I turned and saw an elderly woman dragging a heavy suitcase screaming at the 780 Rapid Bus pulling away from the curb. Dejected, she slumped her shoulders and turned her head Westward in search of the next bus. As I headed West, I watched the oncoming traffic to see if the old woman could expect relief any time soon.
So, she waited – at least another 15 minutes – under the hot sun, with no bench for the next bus.
This is what qualifies as a transit hubin Los Angeles.
A friend of mine recently returned from a business trip in Bonn, Switzerland. She described a magical public transportation system, with bus stops on virtually every corner, and fleets of buses lining up to take passengers anywhere in the city. And … I think it was free! Not that I would expect any such commitment to public space in the greatest country in world or anything – but might we be able to expect buses to wait for little old ladies lugging suitcases? If we can’t expect buses every five minutes, might we at least get a bench, or maybe a shade tree?

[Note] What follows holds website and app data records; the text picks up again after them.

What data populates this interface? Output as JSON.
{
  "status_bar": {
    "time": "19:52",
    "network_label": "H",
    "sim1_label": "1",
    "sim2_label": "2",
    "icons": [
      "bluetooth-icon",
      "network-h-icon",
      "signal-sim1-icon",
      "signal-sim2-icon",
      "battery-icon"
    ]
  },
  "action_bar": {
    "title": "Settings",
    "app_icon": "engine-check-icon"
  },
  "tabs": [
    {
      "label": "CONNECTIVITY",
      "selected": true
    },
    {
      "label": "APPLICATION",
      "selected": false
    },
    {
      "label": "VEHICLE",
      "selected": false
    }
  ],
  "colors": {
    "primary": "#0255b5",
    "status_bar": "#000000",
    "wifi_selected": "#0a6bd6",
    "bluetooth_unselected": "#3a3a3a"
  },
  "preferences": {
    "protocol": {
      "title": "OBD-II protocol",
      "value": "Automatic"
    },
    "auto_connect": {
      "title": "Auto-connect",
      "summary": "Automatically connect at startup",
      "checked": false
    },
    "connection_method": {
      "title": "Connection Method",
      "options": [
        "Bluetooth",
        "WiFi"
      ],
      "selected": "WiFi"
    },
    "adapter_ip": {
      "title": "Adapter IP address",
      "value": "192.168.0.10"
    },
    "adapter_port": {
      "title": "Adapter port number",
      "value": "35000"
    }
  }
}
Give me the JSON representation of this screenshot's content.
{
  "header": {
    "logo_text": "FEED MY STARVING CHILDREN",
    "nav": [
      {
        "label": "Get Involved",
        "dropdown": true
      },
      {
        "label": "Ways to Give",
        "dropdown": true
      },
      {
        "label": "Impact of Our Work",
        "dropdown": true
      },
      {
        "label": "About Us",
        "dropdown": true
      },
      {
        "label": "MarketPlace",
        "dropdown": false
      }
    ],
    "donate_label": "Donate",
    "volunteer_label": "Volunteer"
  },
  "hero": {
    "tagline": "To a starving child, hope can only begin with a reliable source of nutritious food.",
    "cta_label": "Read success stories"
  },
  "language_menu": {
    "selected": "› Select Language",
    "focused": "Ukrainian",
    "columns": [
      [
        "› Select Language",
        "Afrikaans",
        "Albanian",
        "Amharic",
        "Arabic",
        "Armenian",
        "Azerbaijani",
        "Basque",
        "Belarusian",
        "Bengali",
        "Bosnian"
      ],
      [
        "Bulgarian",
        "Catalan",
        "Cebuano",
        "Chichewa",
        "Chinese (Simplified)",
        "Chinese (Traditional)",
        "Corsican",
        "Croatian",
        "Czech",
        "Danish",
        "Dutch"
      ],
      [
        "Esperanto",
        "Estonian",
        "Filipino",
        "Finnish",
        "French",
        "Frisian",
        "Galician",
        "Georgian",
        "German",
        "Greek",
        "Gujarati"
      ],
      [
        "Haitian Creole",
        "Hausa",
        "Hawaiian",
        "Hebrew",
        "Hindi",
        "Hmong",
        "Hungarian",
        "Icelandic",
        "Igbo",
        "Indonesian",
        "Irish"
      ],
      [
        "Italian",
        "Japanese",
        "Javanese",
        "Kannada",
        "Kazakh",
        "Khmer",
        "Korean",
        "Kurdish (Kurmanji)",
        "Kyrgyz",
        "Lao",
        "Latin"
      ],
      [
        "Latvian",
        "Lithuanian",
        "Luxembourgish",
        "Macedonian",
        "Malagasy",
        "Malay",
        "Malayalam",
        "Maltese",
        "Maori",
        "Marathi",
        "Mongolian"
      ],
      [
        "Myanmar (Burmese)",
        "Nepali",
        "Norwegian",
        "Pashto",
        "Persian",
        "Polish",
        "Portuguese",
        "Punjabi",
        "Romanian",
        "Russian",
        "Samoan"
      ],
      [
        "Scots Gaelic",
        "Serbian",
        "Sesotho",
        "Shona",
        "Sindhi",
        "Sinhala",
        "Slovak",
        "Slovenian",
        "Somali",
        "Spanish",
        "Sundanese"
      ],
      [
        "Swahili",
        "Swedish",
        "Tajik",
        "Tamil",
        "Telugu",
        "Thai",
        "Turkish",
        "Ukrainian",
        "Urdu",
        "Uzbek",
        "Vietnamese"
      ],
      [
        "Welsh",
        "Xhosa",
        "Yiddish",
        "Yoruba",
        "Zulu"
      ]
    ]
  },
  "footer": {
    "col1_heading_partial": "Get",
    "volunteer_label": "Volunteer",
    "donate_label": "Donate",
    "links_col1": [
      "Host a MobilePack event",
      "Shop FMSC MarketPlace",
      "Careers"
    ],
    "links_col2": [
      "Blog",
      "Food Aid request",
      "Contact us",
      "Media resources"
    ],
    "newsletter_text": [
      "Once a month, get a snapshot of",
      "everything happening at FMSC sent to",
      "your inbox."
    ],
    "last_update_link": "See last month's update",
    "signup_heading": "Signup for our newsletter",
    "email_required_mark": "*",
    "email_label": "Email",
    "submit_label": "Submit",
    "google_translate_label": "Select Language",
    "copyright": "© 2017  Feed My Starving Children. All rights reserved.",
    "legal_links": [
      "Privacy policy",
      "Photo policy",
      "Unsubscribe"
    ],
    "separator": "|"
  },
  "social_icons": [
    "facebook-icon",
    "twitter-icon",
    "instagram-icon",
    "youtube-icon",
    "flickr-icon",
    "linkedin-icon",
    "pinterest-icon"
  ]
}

One night last week, I decided to play a game of catch with my two kids – who are just learning to play baseball. I did a mental scan of my neighborhood in search of a park, vacant lot, or stretch of gravel where I might be able to toss a baseball back and forth with a couple of kids.
Sure, I could get in the car and drive up to Griffith Park – but, somehow, getting in the car to drive to a game of catch just kills the whole vibe. So we tossed the ball around our postage-stamp-sized yard and made the best of it.
Not exactly a tragedy – I get it. But a lot of young kids in this town aren’t as lucky as us. A lot of kids in this town don’t have yards. And they don’t have parks. And they don’t have vacant lots. And they don’t play catch. Or ride bikes. Or have anywhere to go.
When people who have invested their life savings in a neighborhood complain about traffic or the lack of parking or the water pipesinstalled during the Wilson Administration or the lack of green space or the crumbling streets and sidewalks or the pathetic state of public transportation in this town – they’re told to shut up.
When our neighbors in rent-controlled apartments are evicted to make way for luxury condos, we’re told the law of supply and demand will save them from the streets. Turns out packing density along transit lines actually decreasestransit usage because the low-income residents who actually rely on public transportation are forced out.
Like I said before, I don’t pretend to have the answers to issues like homelessness or the lack of affordable housing in Los Angeles – but I can’t help but wonder whether looking to developers and their minions in City Hall to save us might just be short-sighted. If we really committed ourselves to coming up with solutions to these intractable problems – instead of calling each other names and lining up for the next opportunity to hand over our future to a billionaire – maybe we could actually build a better city.
(David Bell is a writer, attorney, former president of the East Hollywood Neighborhood Council and writes for CityWatch.)